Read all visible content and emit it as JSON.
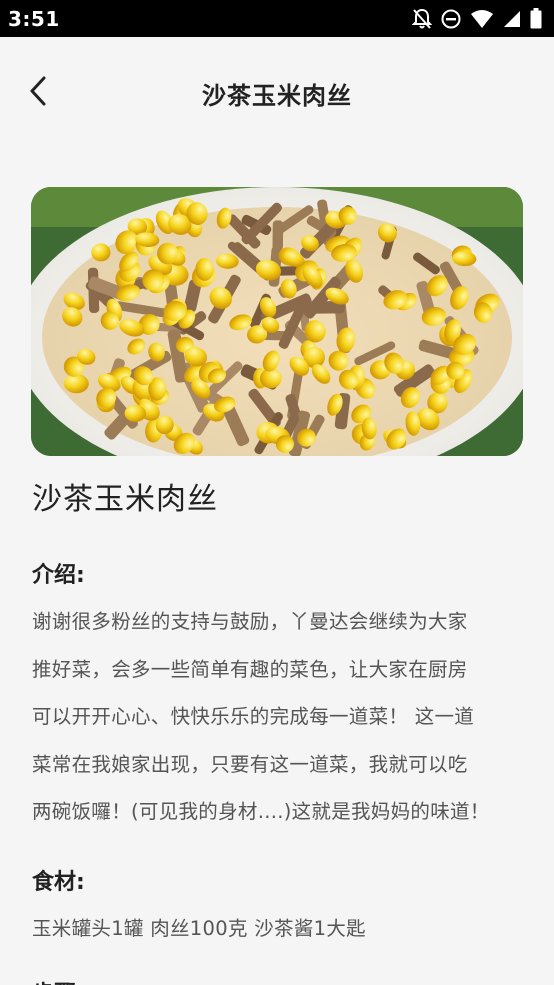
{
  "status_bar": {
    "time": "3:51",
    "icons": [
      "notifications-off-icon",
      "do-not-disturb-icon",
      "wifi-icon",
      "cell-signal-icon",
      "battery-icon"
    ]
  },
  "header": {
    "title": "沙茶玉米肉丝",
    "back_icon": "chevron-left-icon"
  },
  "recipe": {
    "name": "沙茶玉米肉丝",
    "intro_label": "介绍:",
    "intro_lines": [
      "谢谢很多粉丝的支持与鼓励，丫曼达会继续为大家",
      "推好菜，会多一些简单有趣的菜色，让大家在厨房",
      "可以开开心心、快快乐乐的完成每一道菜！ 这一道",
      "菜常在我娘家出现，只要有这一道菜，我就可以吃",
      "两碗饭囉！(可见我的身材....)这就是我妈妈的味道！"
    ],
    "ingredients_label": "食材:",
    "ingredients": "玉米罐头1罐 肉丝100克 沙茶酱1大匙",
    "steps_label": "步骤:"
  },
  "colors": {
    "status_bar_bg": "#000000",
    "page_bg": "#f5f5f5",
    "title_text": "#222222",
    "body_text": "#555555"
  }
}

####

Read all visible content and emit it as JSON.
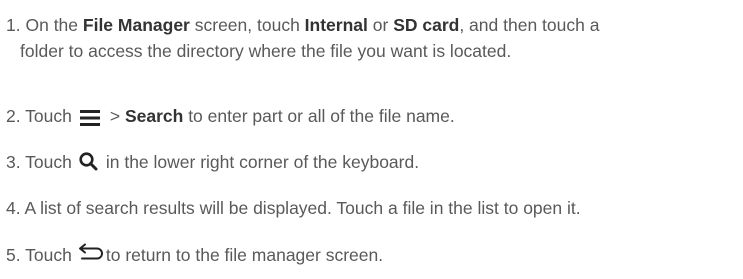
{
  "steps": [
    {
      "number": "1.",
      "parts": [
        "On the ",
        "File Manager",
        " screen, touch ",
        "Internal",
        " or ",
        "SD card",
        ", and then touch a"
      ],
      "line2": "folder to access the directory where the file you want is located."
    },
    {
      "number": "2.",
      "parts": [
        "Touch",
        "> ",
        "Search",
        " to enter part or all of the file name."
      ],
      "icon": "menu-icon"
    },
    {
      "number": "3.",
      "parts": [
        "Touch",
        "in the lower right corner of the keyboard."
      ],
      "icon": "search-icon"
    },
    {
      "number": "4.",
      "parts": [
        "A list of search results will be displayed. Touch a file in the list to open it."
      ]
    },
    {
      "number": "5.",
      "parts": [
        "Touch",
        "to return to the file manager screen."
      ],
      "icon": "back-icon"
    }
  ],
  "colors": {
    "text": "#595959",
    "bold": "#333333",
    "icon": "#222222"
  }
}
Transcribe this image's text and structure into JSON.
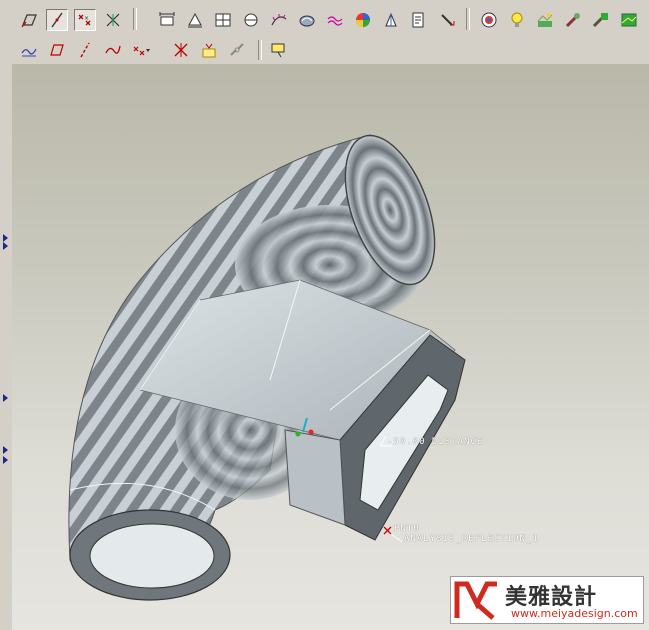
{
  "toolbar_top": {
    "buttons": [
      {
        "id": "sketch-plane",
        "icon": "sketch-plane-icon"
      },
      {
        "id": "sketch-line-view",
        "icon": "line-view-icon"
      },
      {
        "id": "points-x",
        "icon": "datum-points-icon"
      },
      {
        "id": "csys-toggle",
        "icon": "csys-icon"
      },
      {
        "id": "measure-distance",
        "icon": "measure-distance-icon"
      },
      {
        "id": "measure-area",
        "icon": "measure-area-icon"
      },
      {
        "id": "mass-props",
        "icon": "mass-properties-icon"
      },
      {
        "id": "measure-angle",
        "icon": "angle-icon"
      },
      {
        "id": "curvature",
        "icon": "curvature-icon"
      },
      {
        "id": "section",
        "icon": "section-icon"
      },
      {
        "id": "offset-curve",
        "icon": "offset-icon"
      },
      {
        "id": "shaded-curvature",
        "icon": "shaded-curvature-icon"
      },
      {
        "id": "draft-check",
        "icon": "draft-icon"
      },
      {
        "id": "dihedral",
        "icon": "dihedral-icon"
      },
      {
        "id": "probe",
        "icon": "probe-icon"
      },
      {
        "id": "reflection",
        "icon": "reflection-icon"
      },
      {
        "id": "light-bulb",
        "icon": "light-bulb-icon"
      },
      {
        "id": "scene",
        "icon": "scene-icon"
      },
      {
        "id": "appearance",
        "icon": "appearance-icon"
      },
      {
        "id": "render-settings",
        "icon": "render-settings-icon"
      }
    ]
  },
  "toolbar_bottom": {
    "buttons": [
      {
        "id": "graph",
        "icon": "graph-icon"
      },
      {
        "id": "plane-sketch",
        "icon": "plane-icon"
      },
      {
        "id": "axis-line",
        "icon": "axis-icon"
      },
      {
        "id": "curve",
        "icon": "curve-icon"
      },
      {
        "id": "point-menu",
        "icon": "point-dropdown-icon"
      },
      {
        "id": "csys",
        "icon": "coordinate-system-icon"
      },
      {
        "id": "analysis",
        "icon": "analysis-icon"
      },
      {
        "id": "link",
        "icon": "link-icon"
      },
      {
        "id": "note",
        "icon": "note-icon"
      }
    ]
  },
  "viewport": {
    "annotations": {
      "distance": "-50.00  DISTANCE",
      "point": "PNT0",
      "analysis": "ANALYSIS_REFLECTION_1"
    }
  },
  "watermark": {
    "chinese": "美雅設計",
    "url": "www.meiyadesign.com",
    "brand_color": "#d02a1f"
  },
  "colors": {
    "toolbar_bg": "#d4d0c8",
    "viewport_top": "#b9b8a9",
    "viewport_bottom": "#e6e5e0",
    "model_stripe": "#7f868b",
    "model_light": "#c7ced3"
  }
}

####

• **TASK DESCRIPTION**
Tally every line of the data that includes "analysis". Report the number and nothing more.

• **SOLUTION**
3